» **Stored data**:
***
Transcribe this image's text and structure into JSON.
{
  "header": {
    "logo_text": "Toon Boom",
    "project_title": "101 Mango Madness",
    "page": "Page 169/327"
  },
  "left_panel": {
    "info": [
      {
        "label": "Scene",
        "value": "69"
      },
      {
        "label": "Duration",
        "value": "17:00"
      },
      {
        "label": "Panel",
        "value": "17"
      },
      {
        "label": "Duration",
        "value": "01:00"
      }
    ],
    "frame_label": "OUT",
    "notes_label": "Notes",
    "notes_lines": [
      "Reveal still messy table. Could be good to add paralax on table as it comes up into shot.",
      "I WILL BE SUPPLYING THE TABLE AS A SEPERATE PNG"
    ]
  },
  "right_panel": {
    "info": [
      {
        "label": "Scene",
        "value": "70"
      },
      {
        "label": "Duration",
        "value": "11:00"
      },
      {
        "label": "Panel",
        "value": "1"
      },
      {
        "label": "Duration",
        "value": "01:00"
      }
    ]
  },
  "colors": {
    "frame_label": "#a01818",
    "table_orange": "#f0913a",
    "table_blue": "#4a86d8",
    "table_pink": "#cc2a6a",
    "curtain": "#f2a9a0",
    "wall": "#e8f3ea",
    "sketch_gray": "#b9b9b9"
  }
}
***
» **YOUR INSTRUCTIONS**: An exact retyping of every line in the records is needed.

» **SOLUTION TO THIS PROBLEM**:
Transcribe this image's text and structure into JSON.
{
  "header": {
    "logo_text": "Toon Boom",
    "project_title": "101 Mango Madness",
    "page": "Page 169/327"
  },
  "left_panel": {
    "info": [
      {
        "label": "Scene",
        "value": "69"
      },
      {
        "label": "Duration",
        "value": "17:00"
      },
      {
        "label": "Panel",
        "value": "17"
      },
      {
        "label": "Duration",
        "value": "01:00"
      }
    ],
    "frame_label": "OUT",
    "notes_label": "Notes",
    "notes_lines": [
      "Reveal still messy table. Could be good to add paralax on table as it comes up into shot.",
      "I WILL BE SUPPLYING THE TABLE AS A SEPERATE PNG"
    ]
  },
  "right_panel": {
    "info": [
      {
        "label": "Scene",
        "value": "70"
      },
      {
        "label": "Duration",
        "value": "11:00"
      },
      {
        "label": "Panel",
        "value": "1"
      },
      {
        "label": "Duration",
        "value": "01:00"
      }
    ]
  },
  "colors": {
    "frame_label": "#a01818",
    "table_orange": "#f0913a",
    "table_blue": "#4a86d8",
    "table_pink": "#cc2a6a",
    "curtain": "#f2a9a0",
    "wall": "#e8f3ea",
    "sketch_gray": "#b9b9b9"
  }
}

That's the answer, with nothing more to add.